|Author:||Stephen F. Jacobs|
|Book title:||Free-Electron Generators of Coherent Radiation. Physics of Quantum Electronics. Volume 8 (Vol 8)|
|Category:||Science & Math|
|Rating:||4.3 / 5|
|Publisher:||Addison-Wesley, Advanced Book Program/World Science Division (1982)|
|Other format:||azw lrf lit txt|

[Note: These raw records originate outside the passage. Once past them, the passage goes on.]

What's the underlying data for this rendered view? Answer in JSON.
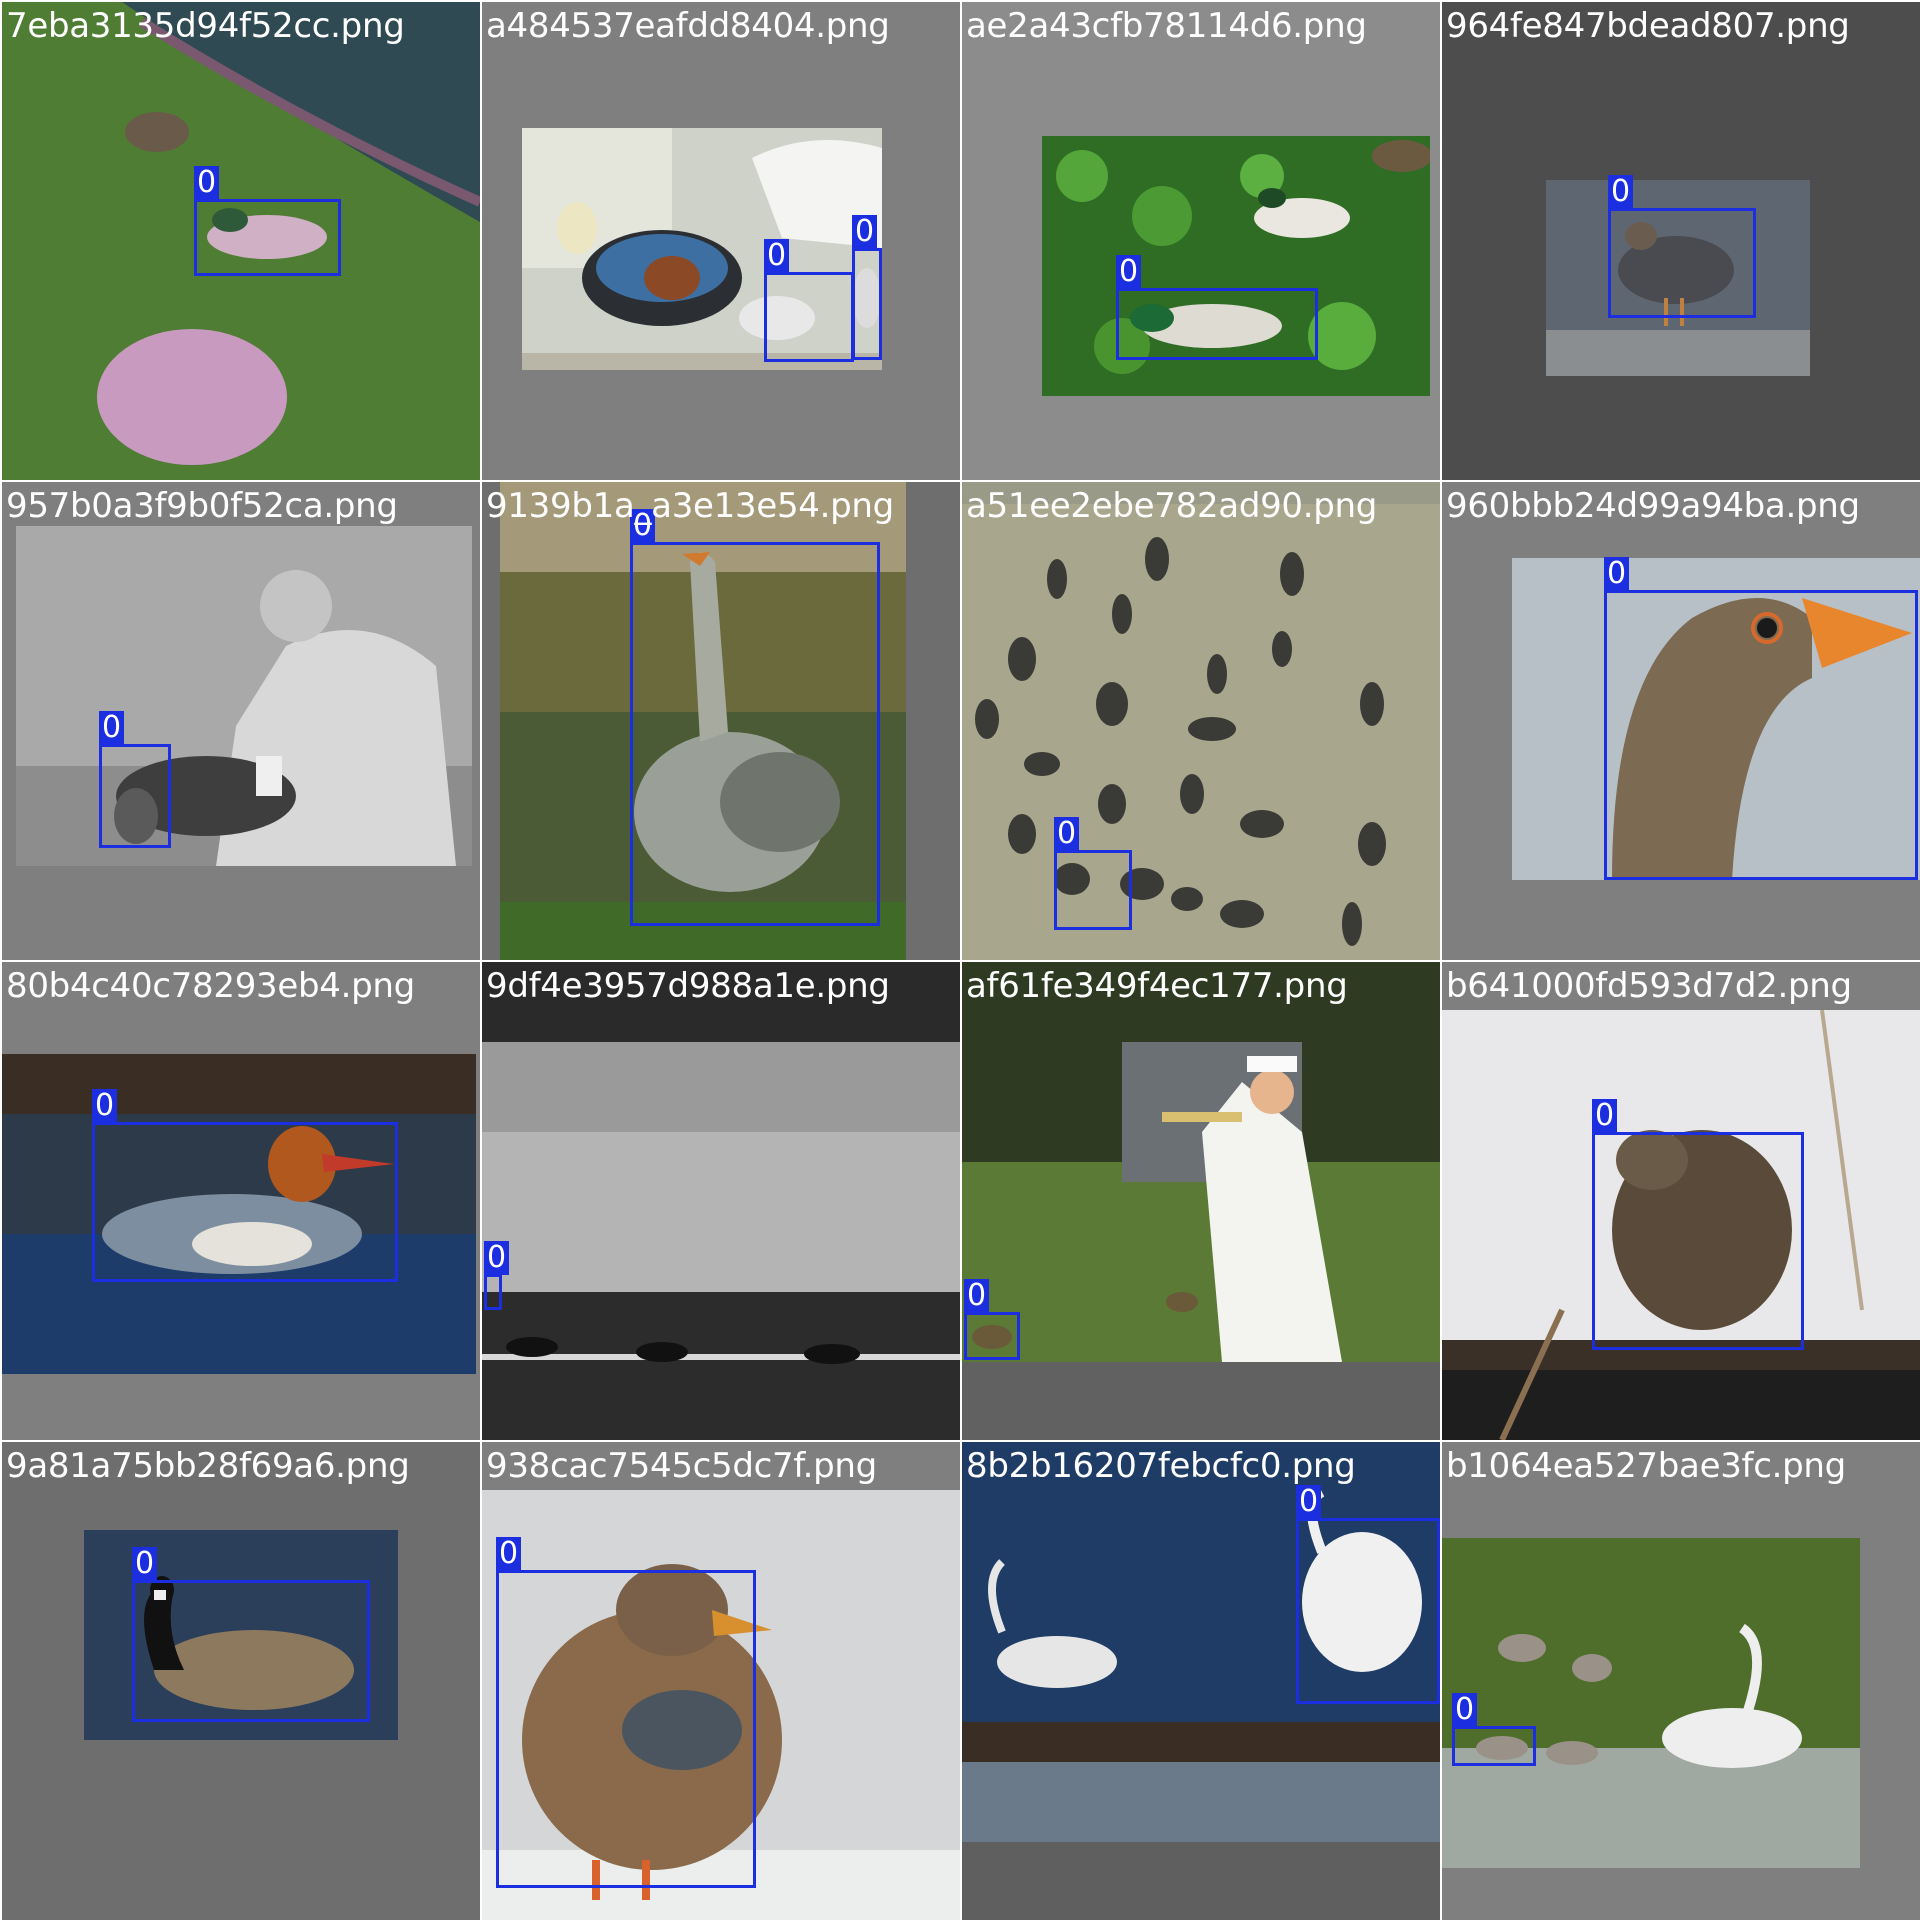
{
  "mosaic": {
    "colors": {
      "box": "#1b2fe0",
      "label_text": "#ffffff"
    },
    "tiles": [
      {
        "filename": "7eba3135d94f52cc.png",
        "subject": "mallard drake on grass",
        "labels": [
          "0"
        ]
      },
      {
        "filename": "a484537eafdd8404.png",
        "subject": "ducks and chicken near water bowl",
        "labels": [
          "0",
          "0"
        ]
      },
      {
        "filename": "ae2a43cfb78114d6.png",
        "subject": "mallards on duckweed pond",
        "labels": [
          "0"
        ]
      },
      {
        "filename": "964fe847bdead807.png",
        "subject": "duck on pavement",
        "labels": [
          "0"
        ]
      },
      {
        "filename": "957b0a3f9b0f52ca.png",
        "subject": "man sitting with duck (black and white)",
        "labels": [
          "0"
        ]
      },
      {
        "filename": "9139b1a_a3e13e54.png",
        "subject": "grey goose at pond edge",
        "labels": [
          "0"
        ]
      },
      {
        "filename": "a51ee2ebe782ad90.png",
        "subject": "flock of black swans on water",
        "labels": [
          "0"
        ]
      },
      {
        "filename": "960bbb24d99a94ba.png",
        "subject": "greylag goose head close-up",
        "labels": [
          "0"
        ]
      },
      {
        "filename": "80b4c40c78293eb4.png",
        "subject": "merganser swimming",
        "labels": [
          "0"
        ]
      },
      {
        "filename": "9df4e3957d988a1e.png",
        "subject": "geese on lake (black and white)",
        "labels": [
          "0"
        ]
      },
      {
        "filename": "af61fe349f4ec177.png",
        "subject": "sailor playing trumpet near ducklings",
        "labels": [
          "0"
        ]
      },
      {
        "filename": "b641000fd593d7d2.png",
        "subject": "duck perched on log",
        "labels": [
          "0"
        ]
      },
      {
        "filename": "9a81a75bb28f69a6.png",
        "subject": "canada goose swimming",
        "labels": [
          "0"
        ]
      },
      {
        "filename": "938cac7545c5dc7f.png",
        "subject": "female mallard standing",
        "labels": [
          "0"
        ]
      },
      {
        "filename": "8b2b16207febcfc0.png",
        "subject": "swans at shoreline",
        "labels": [
          "0"
        ]
      },
      {
        "filename": "b1064ea527bae3fc.png",
        "subject": "swan with cygnets",
        "labels": [
          "0"
        ]
      }
    ]
  }
}
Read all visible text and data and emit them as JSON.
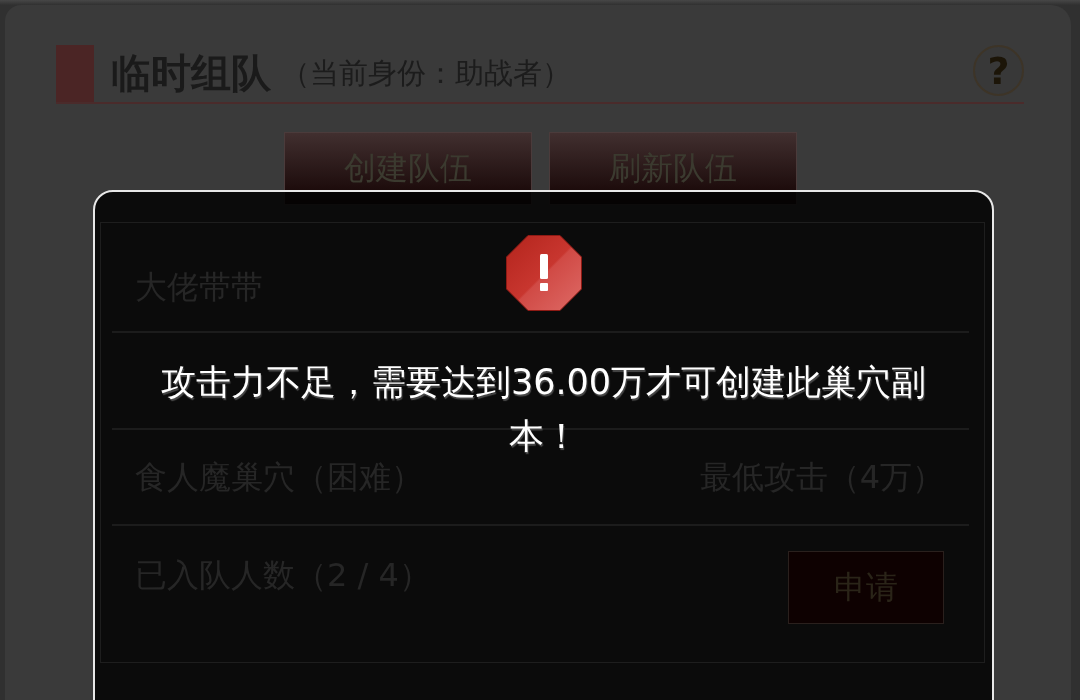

This book is based on lectures given at the third Workshop on Free-Electron Laser Devices sponsored by the Office of Naval Research. The first two workshops were held at Telluride, Colorado, in 1977 and 1979. The proceedings of these workshops were published as Volumes 5 and 7 of the Physics of Quantum Electronics series. Volume 5 is entitled Novel Sources of Coherent Radiation. Volume 7, as well as the two volumes (8 and 9) of the present book, is entitled Free-Electron Generators of Coherent Radiation. The present book comprises the material presented at the l98l ONR- sponsored workshop held in Sun Valley, Idaho, and contains 47 articles by researchers from eight nations. The fact that we have had to split this material into two volumes attests to the continued growth in this interesting field of quantum optics and electronics. There is a reason for the roughly two year doubling time in the size of these published workshop proceedings. (Volumes 5 and 7 contained 398 and 806 pages respectively.) In the first workshop we were dealing primarily with issues of principle, ranging from the history of these devices through the linear and nonlinear theory of their operation. A variety of potential candidates for the extraction of coherent radiation from electron beams, ranging from wiggler-based devices to stimulated Cerenkov radiators, were considered. It is probably fair to say that the device nonlinearities and the description of the spread in momentum space were of paramount interest at that time. It is certainly true that the prospect of a reasonably efficient machine was not immediately apparent. By the time of the second Telluride workshop, several subtle aspects of free- electron devices were becoming better understood. For example, issues associated with coherent pulse propagation and variable-parameter free-electron lasers were considered.